-- Opening Marker --
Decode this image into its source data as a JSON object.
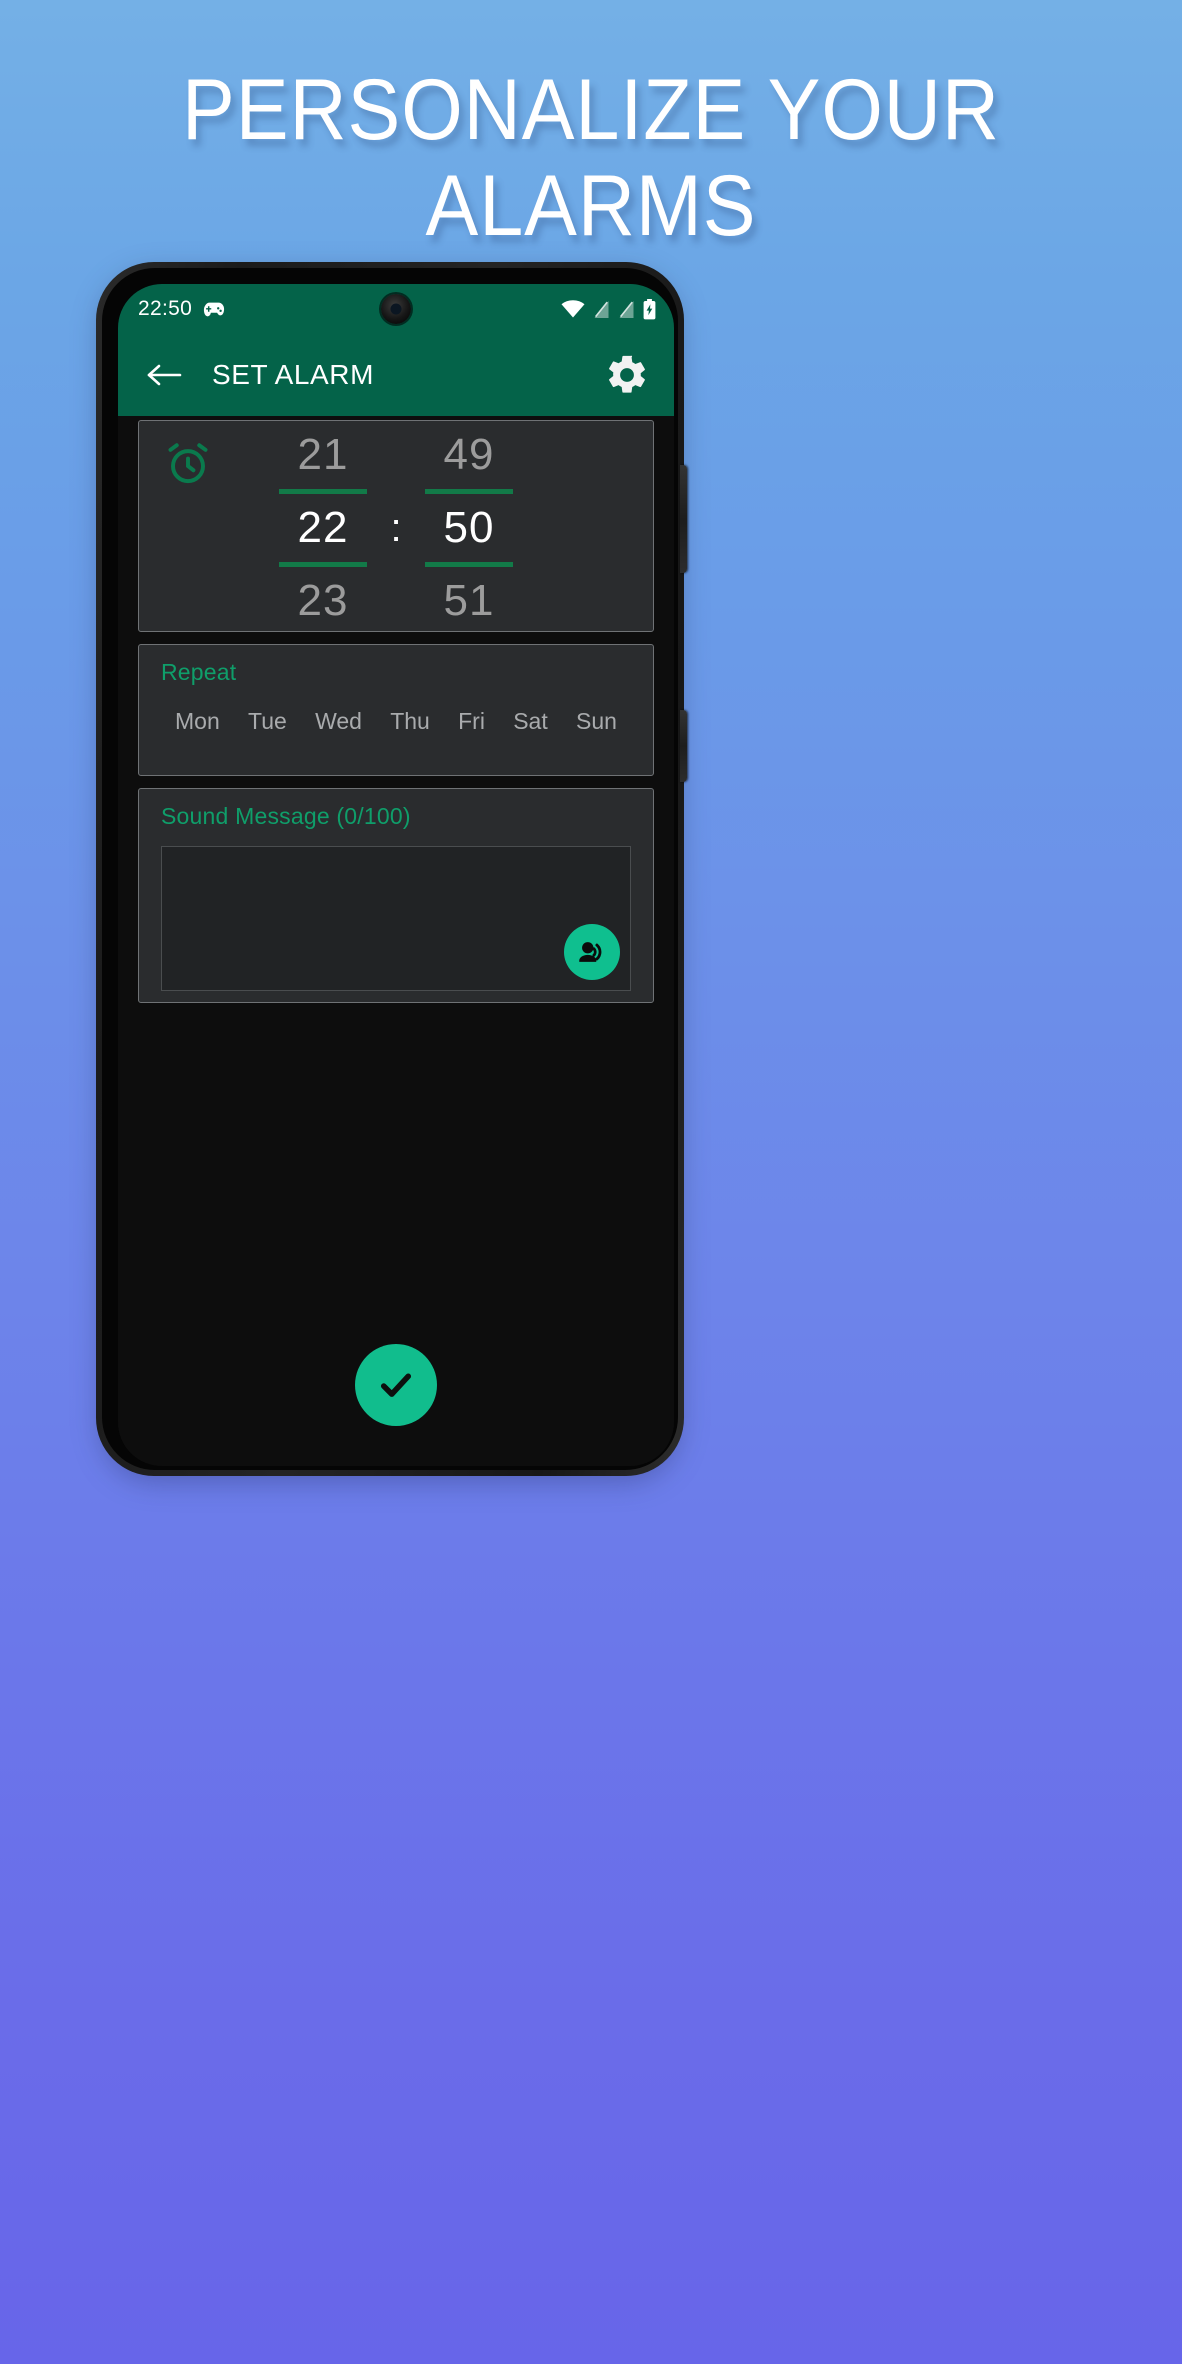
{
  "promo": {
    "headline_line1": "PERSONALIZE YOUR",
    "headline_line2": "ALARMS",
    "headline_color": "#ffffff",
    "bg_gradient_top": "#74b0e6",
    "bg_gradient_bottom": "#6765e9"
  },
  "status_bar": {
    "clock": "22:50",
    "icons": [
      "gamepad-icon",
      "wifi-icon",
      "signal-icon",
      "signal-icon",
      "battery-charging-icon"
    ],
    "background": "#046349"
  },
  "app_bar": {
    "back_label": "back-arrow",
    "title": "SET ALARM",
    "settings_label": "Settings",
    "background": "#046349"
  },
  "time_picker": {
    "icon": "alarm-clock-icon",
    "accent": "#127a48",
    "hours": {
      "prev": "21",
      "selected": "22",
      "next": "23"
    },
    "minutes": {
      "prev": "49",
      "selected": "50",
      "next": "51"
    },
    "separator": ":"
  },
  "repeat": {
    "label": "Repeat",
    "label_color": "#0f9e6a",
    "days": [
      "Mon",
      "Tue",
      "Wed",
      "Thu",
      "Fri",
      "Sat",
      "Sun"
    ],
    "selected_days": []
  },
  "sound_message": {
    "label": "Sound Message  (0/100)",
    "label_color": "#0f9e6a",
    "value": "",
    "placeholder": "",
    "char_count": "0",
    "char_limit": "100",
    "tts_button": "record-voice-over-icon",
    "tts_color": "#0fbf8f"
  },
  "confirm": {
    "label": "confirm",
    "icon": "check-icon",
    "color": "#11bd8d"
  }
}
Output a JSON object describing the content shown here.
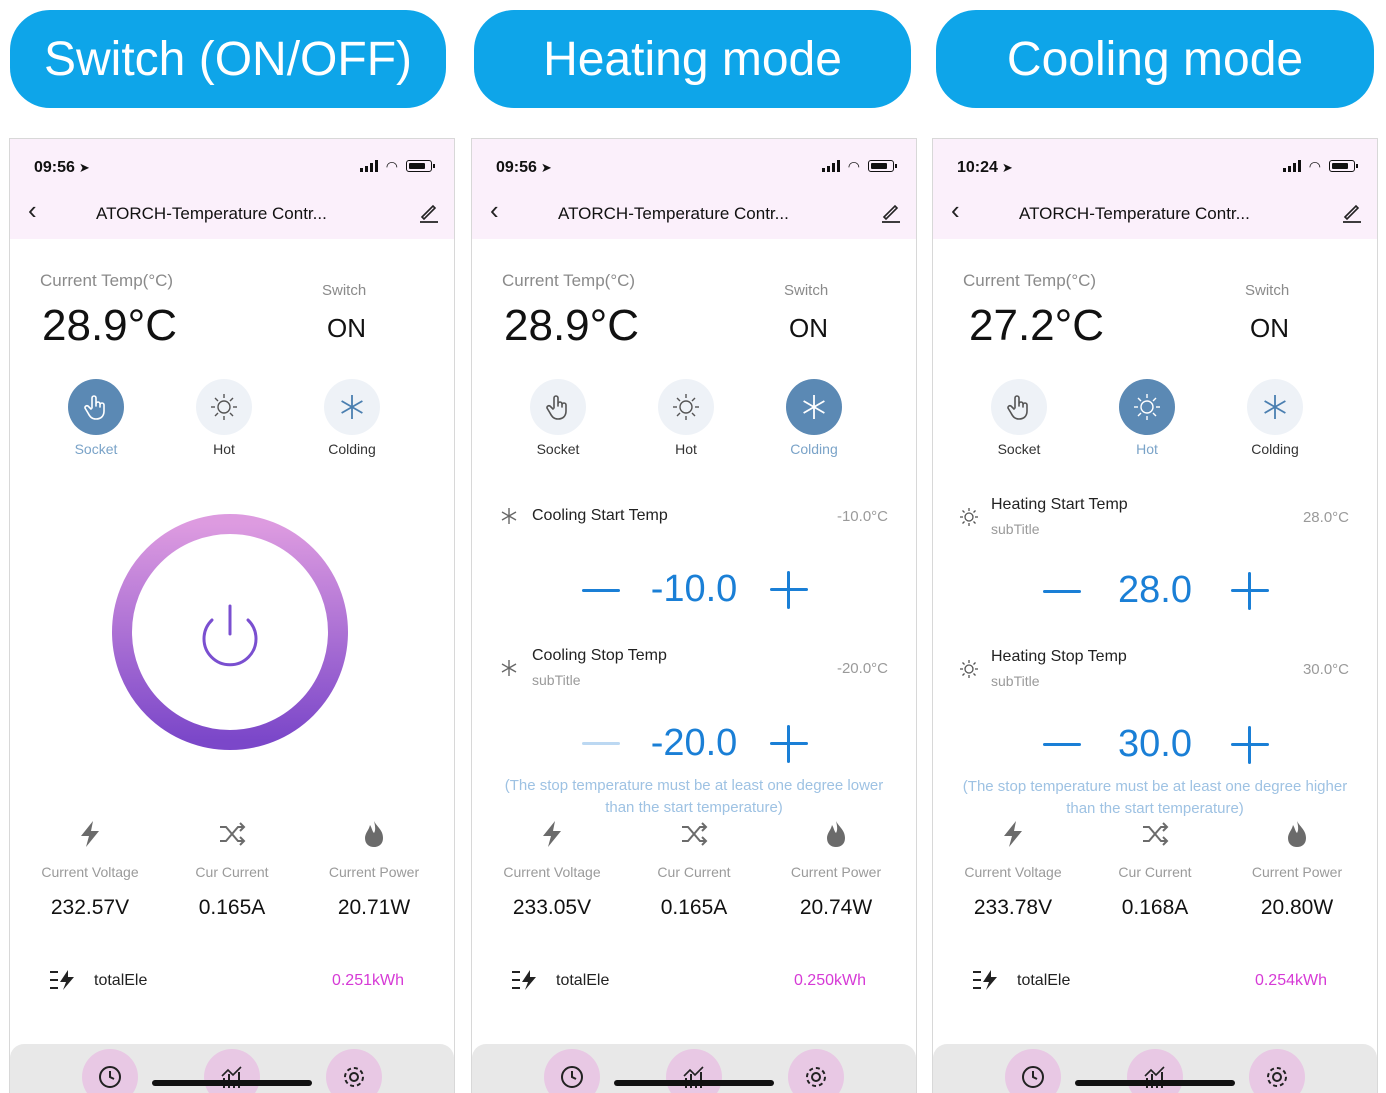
{
  "banners": [
    "Switch (ON/OFF)",
    "Heating mode",
    "Cooling mode"
  ],
  "colors": {
    "accent_blue": "#1a7fd6",
    "banner_blue": "#0ea5e9",
    "header_pink": "#fbf0fb",
    "energy_magenta": "#d63ad6",
    "active_mode": "#5b89b4"
  },
  "common": {
    "title": "ATORCH-Temperature Contr...",
    "current_temp_label": "Current Temp(°C)",
    "switch_label": "Switch",
    "modes": [
      "Socket",
      "Hot",
      "Colding"
    ],
    "meter_labels": [
      "Current Voltage",
      "Cur Current",
      "Current Power"
    ],
    "total_label": "totalEle",
    "subtitle": "subTitle",
    "icons": {
      "back": "chevron-left-icon",
      "edit": "edit-icon",
      "modes": [
        "hand-pointer-icon",
        "sun-icon",
        "snowflake-icon"
      ],
      "meters": [
        "lightning-icon",
        "shuffle-icon",
        "flame-icon"
      ],
      "tabs": [
        "clock-icon",
        "chart-icon",
        "gear-icon"
      ]
    }
  },
  "screens": [
    {
      "time": "09:56",
      "current_temp": "28.9°C",
      "switch_value": "ON",
      "active_mode": "Socket",
      "meters": [
        "232.57V",
        "0.165A",
        "20.71W"
      ],
      "total_value": "0.251kWh"
    },
    {
      "time": "09:56",
      "current_temp": "28.9°C",
      "switch_value": "ON",
      "active_mode": "Colding",
      "start_title": "Cooling Start Temp",
      "start_value": "-10.0°C",
      "start_stepper": "-10.0",
      "stop_title": "Cooling Stop Temp",
      "stop_value": "-20.0°C",
      "stop_stepper": "-20.0",
      "note_line1": "(The stop temperature must be at least one degree lower",
      "note_line2": "than the start temperature)",
      "meters": [
        "233.05V",
        "0.165A",
        "20.74W"
      ],
      "total_value": "0.250kWh"
    },
    {
      "time": "10:24",
      "current_temp": "27.2°C",
      "switch_value": "ON",
      "active_mode": "Hot",
      "start_title": "Heating Start Temp",
      "start_value": "28.0°C",
      "start_stepper": "28.0",
      "stop_title": "Heating Stop Temp",
      "stop_value": "30.0°C",
      "stop_stepper": "30.0",
      "note_line1": "(The stop temperature must be at least one degree higher",
      "note_line2": "than the start temperature)",
      "meters": [
        "233.78V",
        "0.168A",
        "20.80W"
      ],
      "total_value": "0.254kWh"
    }
  ]
}
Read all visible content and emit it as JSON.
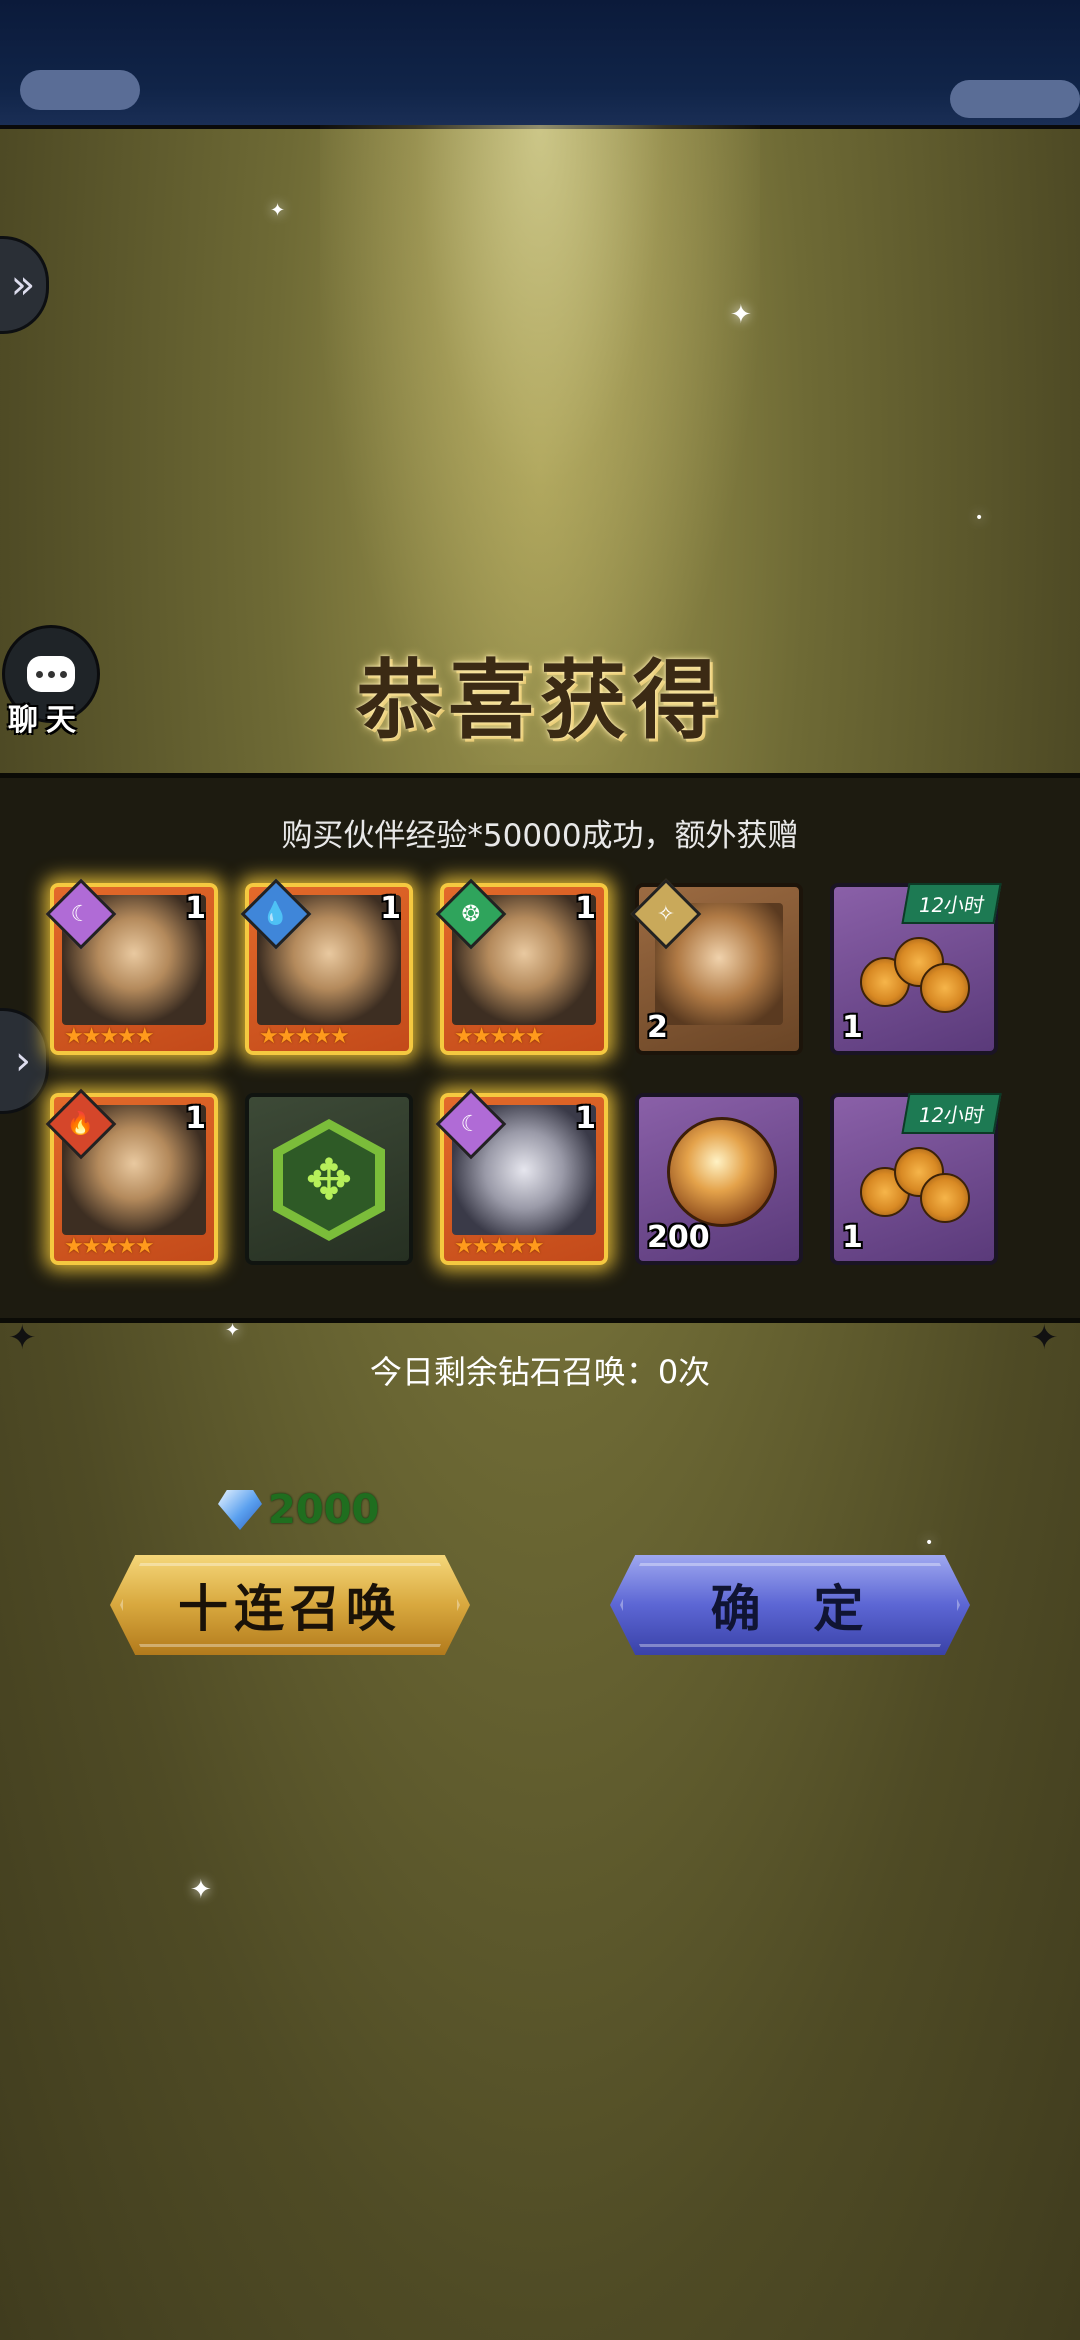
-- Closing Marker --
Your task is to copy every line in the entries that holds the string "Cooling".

    "Cooling mode"
      "start_title": "Cooling Start Temp",
      "stop_title": "Cooling Stop Temp",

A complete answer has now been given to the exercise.